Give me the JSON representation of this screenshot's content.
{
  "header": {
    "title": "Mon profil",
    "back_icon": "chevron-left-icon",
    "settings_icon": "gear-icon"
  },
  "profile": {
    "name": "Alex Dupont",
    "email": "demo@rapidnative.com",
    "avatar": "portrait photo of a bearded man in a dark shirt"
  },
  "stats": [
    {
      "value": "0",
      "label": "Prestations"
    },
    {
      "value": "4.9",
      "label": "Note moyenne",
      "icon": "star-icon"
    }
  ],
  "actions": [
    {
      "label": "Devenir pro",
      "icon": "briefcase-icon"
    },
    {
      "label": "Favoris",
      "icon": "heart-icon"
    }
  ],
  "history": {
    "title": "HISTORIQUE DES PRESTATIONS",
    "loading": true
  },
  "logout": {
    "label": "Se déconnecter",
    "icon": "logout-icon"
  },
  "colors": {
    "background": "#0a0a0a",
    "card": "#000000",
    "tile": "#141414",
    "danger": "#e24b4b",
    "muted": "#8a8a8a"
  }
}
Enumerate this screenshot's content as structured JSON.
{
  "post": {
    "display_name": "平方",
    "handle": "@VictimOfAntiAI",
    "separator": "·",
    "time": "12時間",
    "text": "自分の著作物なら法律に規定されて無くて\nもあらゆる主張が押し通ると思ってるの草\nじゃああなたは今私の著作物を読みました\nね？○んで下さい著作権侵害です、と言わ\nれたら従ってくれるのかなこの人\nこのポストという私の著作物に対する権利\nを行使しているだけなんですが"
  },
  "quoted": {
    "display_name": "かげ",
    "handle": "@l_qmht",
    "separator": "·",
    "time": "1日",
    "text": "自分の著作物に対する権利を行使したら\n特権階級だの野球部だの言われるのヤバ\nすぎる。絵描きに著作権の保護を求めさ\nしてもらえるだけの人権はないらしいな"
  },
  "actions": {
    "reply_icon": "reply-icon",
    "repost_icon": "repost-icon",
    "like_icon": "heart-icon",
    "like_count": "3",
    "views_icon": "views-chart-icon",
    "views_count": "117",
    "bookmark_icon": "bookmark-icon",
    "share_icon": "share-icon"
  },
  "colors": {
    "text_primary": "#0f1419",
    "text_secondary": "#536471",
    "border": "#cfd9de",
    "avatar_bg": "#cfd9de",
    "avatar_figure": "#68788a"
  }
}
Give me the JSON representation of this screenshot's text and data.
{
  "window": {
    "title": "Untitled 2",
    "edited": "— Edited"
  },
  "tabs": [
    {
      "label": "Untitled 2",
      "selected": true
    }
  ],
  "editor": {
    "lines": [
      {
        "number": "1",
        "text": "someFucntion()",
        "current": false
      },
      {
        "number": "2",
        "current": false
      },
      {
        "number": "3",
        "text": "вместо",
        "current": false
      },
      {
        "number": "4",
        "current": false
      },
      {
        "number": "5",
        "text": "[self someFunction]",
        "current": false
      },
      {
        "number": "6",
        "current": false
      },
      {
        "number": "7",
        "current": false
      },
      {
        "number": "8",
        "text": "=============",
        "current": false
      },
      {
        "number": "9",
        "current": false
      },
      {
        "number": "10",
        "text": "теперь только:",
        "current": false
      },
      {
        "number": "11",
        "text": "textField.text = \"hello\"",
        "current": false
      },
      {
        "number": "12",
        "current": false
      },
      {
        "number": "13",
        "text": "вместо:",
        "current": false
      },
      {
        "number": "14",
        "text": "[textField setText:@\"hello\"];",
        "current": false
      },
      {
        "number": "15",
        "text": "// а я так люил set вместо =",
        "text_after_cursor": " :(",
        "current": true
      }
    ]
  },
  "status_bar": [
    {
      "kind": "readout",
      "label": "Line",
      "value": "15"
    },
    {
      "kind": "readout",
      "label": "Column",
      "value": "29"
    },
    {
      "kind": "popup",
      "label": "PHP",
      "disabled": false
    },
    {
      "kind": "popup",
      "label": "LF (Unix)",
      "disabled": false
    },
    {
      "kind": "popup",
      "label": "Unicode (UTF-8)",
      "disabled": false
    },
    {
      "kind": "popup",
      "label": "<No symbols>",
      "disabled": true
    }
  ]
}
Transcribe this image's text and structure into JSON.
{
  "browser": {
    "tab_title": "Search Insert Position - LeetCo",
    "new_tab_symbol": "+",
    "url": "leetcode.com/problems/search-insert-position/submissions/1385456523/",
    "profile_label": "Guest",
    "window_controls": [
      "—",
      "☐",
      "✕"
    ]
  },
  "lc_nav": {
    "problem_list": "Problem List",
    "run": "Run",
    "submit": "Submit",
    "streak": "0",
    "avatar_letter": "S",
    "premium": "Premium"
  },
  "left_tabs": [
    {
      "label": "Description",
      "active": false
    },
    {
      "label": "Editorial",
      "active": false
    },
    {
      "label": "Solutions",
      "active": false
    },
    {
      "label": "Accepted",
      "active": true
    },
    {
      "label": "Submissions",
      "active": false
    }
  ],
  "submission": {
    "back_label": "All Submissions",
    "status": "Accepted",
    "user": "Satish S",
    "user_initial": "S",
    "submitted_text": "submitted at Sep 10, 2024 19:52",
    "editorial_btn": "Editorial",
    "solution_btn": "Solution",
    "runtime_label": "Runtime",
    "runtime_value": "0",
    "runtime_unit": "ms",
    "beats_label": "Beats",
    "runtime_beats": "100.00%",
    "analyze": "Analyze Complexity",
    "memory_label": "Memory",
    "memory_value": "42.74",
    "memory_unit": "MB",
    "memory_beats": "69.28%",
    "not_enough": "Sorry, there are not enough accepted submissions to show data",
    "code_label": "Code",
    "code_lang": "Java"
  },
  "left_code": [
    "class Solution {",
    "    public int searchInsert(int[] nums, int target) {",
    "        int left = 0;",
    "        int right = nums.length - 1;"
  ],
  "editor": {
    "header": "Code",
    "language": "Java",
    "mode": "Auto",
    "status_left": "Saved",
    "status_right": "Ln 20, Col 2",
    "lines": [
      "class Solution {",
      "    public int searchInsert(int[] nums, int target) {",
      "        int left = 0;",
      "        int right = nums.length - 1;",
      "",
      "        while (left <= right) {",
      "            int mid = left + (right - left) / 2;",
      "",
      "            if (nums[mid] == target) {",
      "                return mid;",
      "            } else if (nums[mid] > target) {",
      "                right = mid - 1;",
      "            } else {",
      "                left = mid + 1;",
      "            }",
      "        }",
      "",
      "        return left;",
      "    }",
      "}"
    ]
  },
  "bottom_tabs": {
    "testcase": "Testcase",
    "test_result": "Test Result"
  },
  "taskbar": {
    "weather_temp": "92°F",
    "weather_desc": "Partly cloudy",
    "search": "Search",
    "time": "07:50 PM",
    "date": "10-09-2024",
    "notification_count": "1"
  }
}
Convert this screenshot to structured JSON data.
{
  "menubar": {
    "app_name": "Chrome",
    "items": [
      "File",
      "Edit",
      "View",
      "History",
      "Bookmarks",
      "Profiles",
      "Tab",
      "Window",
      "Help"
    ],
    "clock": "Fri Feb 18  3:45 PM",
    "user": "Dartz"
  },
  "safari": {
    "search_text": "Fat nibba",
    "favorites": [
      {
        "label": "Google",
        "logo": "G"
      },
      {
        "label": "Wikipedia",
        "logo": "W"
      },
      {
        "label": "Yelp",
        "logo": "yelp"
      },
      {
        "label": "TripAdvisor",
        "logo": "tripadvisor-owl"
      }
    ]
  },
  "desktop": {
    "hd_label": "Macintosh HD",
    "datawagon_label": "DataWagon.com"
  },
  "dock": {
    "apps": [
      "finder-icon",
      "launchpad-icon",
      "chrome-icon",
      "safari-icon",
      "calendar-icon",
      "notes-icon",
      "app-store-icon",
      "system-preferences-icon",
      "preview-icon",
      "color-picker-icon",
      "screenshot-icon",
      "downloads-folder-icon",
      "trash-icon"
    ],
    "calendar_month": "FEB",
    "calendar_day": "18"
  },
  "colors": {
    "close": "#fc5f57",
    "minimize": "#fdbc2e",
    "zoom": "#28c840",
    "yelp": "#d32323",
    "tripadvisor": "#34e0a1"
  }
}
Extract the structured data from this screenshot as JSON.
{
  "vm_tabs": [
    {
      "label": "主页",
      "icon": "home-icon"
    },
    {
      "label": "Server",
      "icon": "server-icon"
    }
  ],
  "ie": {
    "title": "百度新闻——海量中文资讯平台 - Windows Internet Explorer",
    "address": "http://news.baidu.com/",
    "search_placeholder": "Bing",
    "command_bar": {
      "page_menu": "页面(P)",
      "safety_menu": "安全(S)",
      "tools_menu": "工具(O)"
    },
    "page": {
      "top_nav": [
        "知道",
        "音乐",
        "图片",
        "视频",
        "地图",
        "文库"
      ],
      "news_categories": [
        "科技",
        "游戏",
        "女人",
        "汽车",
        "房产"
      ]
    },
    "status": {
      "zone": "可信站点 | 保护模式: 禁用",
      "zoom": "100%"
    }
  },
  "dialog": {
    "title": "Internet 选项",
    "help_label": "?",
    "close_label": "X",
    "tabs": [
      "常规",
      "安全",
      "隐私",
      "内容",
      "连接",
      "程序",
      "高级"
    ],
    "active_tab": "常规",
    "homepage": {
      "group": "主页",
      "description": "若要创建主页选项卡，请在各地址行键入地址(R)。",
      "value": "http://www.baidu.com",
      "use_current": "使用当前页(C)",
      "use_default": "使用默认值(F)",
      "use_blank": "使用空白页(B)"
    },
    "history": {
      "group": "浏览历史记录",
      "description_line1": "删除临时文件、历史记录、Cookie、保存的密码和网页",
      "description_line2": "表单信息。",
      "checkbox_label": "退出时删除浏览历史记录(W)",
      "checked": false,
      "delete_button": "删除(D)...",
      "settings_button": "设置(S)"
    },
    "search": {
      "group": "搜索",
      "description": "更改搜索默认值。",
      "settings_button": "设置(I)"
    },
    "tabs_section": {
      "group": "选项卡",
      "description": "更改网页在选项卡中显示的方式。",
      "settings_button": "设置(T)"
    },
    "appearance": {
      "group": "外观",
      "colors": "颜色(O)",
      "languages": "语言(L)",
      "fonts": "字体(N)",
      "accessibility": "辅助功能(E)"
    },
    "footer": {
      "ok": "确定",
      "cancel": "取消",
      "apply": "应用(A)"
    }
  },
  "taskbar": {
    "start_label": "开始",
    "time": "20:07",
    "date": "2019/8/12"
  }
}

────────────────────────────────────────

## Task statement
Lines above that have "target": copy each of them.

## Answer for the task
    "    public int searchInsert(int[] nums, int target) {",
      "    public int searchInsert(int[] nums, int target) {",
      "            if (nums[mid] == target) {",
      "            } else if (nums[mid] > target) {",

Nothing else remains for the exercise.